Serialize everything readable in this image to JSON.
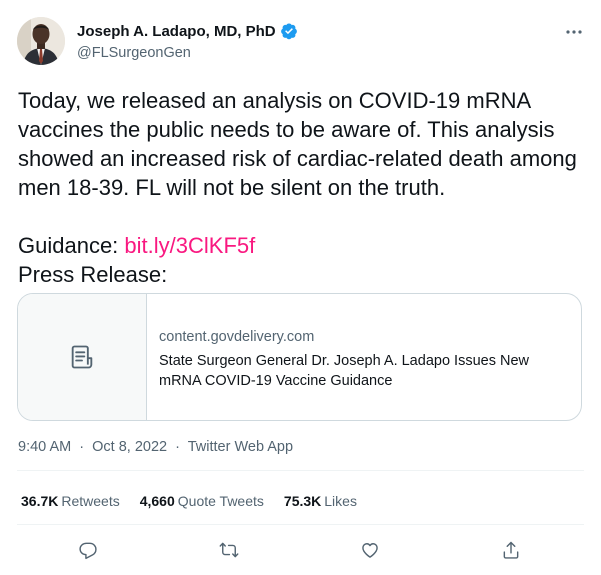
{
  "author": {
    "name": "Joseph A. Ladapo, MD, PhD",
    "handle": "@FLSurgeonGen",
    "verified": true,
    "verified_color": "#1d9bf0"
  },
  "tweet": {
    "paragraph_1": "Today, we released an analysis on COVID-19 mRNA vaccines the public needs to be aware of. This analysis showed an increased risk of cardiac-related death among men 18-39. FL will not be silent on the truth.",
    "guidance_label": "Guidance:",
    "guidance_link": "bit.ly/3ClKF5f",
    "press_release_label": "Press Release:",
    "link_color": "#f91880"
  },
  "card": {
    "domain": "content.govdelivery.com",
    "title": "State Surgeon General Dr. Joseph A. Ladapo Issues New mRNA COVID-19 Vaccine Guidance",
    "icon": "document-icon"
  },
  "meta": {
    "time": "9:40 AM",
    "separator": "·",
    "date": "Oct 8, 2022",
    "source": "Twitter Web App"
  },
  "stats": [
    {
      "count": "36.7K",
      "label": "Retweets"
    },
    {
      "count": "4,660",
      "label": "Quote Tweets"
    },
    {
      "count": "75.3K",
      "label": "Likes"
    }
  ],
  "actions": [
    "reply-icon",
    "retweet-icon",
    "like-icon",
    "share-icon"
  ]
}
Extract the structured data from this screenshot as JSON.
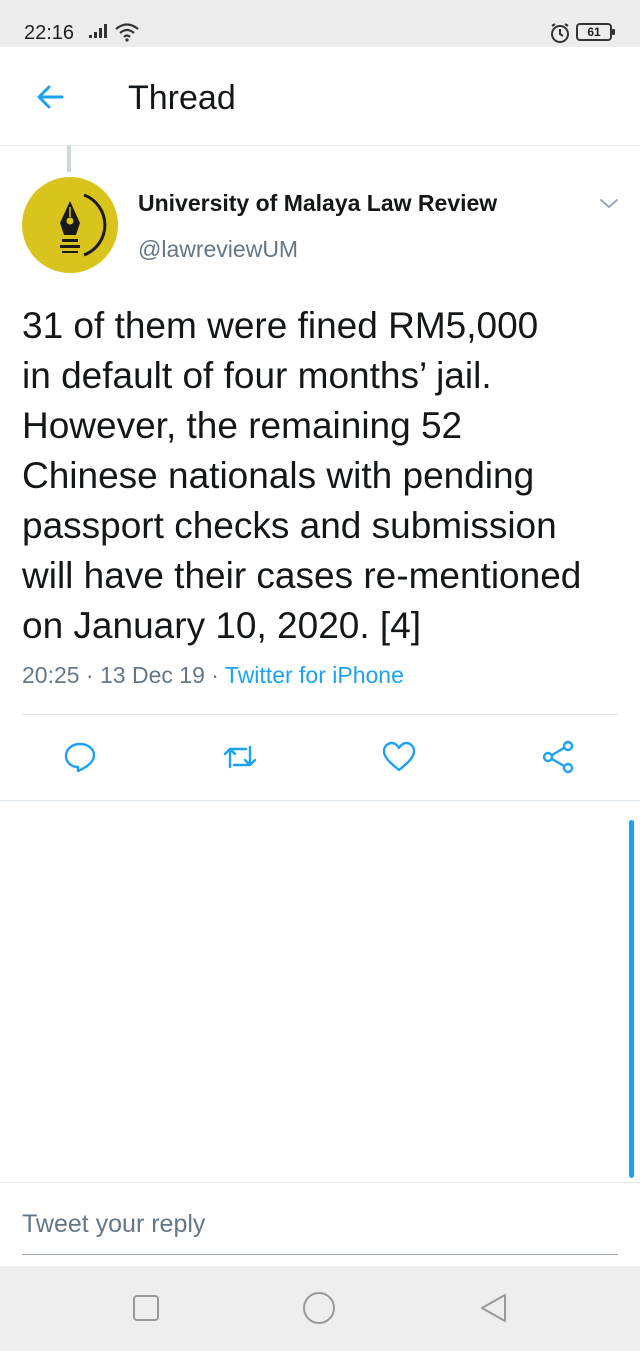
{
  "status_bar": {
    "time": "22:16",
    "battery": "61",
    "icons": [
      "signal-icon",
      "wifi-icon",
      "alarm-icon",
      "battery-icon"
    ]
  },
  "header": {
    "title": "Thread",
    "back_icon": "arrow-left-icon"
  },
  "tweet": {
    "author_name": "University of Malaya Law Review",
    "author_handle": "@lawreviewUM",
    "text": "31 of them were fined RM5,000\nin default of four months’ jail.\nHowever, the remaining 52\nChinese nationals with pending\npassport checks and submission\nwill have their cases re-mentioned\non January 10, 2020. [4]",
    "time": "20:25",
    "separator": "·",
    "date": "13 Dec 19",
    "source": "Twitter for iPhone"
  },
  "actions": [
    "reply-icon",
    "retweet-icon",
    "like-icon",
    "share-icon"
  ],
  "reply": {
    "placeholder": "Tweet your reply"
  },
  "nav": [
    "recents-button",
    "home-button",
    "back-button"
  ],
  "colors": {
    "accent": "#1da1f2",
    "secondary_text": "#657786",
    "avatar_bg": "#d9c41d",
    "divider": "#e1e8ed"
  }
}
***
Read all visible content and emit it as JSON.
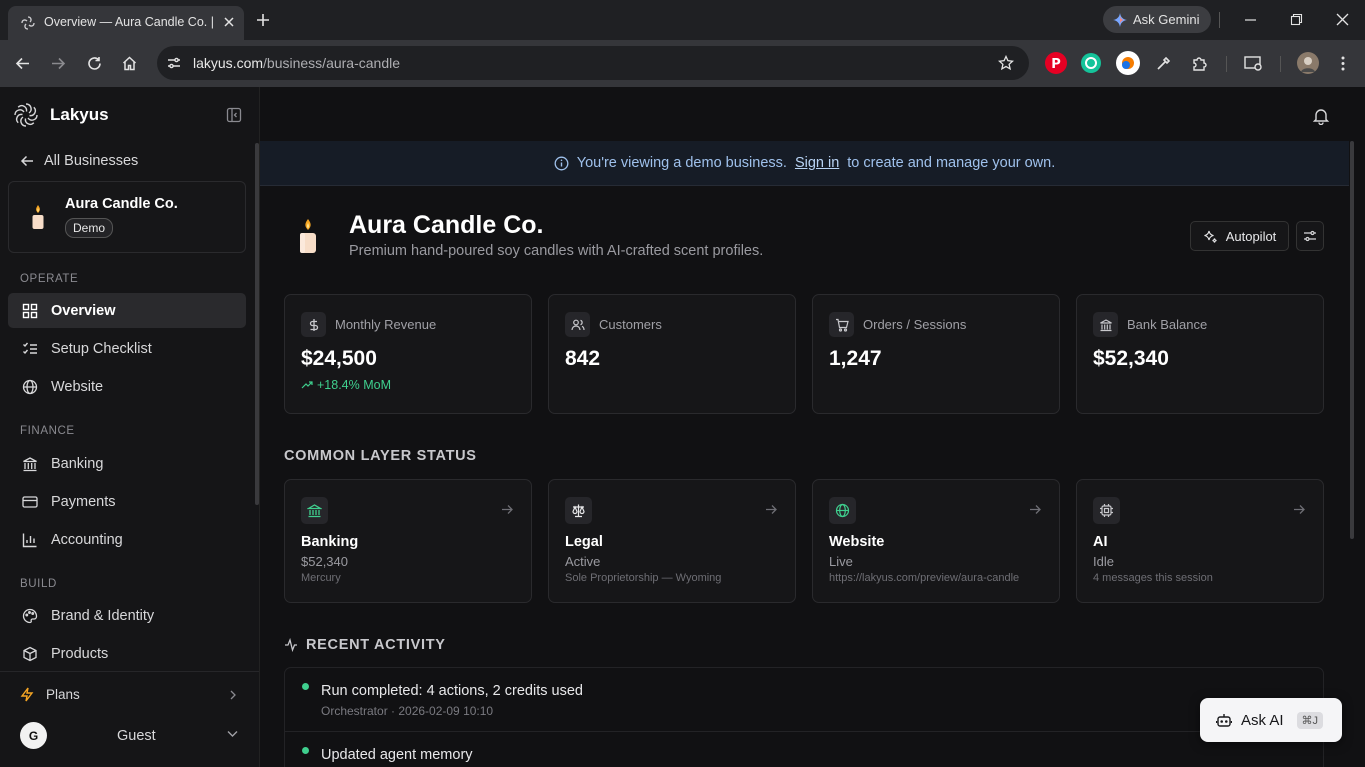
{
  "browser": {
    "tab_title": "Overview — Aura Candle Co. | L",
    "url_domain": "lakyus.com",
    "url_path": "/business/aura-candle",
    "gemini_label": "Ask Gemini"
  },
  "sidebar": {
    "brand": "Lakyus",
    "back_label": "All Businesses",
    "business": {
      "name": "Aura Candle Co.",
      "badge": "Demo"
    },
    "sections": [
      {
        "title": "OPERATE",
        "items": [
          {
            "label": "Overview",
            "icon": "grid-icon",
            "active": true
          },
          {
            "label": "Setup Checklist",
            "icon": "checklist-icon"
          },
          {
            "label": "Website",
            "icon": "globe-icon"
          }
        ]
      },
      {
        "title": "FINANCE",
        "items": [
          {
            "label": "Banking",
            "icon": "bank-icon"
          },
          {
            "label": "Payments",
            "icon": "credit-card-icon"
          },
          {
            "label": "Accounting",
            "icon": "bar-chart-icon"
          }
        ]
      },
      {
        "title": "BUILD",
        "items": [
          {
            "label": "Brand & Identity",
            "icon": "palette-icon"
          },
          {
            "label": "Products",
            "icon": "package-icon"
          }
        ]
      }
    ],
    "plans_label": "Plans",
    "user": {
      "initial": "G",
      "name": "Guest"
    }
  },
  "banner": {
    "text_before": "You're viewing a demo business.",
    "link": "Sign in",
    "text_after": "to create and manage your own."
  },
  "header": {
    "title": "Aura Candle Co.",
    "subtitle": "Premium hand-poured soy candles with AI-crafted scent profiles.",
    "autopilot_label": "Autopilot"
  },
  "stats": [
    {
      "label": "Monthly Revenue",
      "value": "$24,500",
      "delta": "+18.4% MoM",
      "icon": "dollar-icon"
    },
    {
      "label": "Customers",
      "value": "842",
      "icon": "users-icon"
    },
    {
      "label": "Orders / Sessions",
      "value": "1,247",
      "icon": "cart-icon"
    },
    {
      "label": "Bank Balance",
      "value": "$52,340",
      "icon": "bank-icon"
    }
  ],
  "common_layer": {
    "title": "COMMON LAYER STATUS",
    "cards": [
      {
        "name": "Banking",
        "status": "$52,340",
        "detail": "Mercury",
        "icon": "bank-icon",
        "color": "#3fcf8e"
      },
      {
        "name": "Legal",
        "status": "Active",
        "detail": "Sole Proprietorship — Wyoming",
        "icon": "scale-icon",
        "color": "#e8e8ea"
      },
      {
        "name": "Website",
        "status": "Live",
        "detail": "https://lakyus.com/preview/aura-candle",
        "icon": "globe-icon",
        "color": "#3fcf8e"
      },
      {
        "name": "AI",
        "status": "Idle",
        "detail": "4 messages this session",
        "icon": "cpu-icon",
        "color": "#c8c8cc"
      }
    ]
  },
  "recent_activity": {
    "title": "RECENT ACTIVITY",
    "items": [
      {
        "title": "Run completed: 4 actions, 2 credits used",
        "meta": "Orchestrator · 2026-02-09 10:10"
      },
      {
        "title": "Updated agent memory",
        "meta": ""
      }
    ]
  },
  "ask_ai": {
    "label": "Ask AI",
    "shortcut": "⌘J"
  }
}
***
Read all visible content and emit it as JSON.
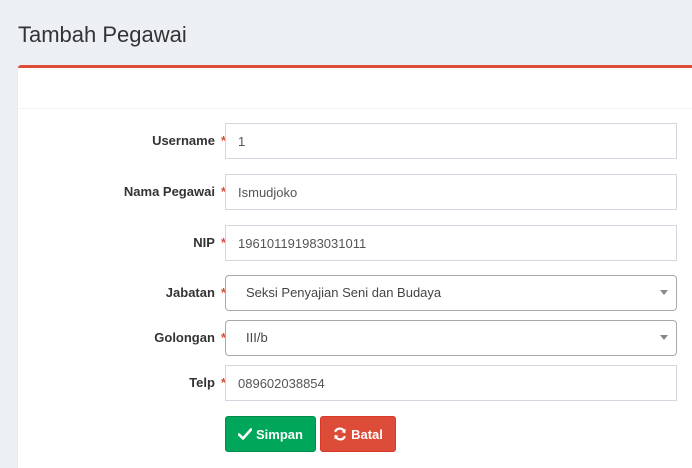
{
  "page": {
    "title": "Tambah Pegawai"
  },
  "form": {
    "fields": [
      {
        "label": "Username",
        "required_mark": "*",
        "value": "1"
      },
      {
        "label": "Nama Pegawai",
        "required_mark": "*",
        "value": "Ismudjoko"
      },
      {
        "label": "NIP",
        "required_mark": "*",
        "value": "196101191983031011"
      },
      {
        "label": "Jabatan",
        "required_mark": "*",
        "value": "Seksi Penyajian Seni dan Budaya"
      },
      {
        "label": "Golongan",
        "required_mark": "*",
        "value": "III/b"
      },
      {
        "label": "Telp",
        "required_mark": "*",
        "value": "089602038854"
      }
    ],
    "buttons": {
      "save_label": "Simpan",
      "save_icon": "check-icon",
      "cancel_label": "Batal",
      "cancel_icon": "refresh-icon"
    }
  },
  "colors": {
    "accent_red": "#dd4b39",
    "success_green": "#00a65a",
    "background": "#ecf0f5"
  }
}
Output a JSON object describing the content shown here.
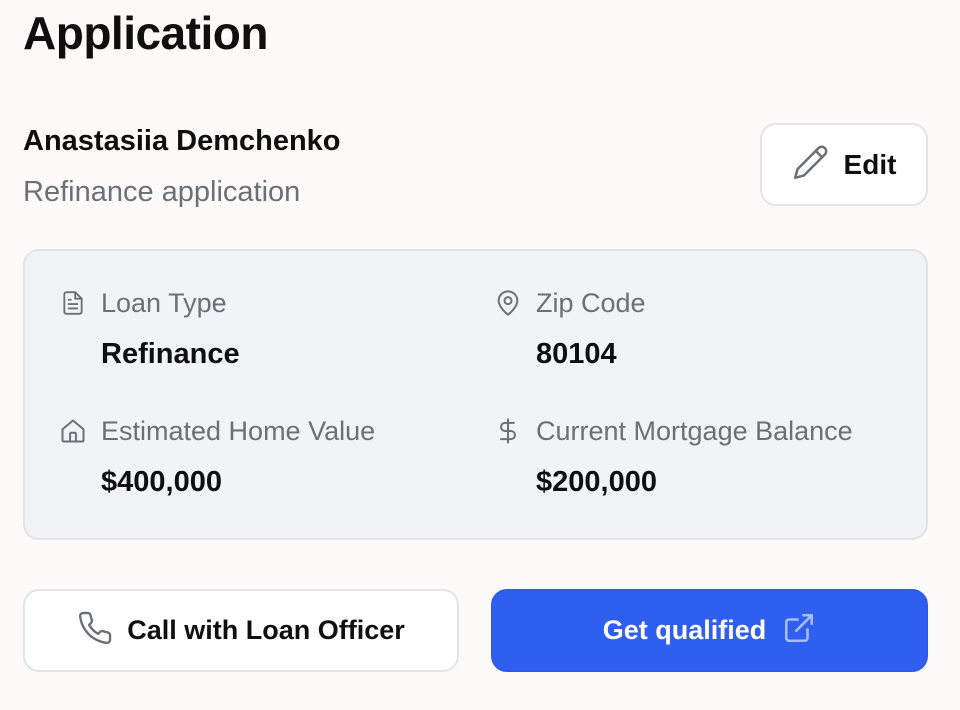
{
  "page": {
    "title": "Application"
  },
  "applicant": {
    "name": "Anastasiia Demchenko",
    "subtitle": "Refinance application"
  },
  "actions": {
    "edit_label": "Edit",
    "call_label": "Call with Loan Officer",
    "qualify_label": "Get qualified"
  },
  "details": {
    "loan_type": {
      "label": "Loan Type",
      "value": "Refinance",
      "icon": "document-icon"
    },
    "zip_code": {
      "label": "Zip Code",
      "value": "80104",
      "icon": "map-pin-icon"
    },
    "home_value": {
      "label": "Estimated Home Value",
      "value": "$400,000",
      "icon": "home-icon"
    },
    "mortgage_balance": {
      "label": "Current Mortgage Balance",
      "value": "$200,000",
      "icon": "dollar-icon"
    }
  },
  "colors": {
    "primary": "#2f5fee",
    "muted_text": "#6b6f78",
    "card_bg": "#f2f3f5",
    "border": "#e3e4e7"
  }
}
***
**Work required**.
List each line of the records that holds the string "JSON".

**Completed exercise**.
Serialize everything readable in this image to JSON.
Extract the structured data from this screenshot as JSON.
Read all visible content and emit it as JSON.
Read all visible content and emit it as JSON.
Output a JSON object describing the content shown here.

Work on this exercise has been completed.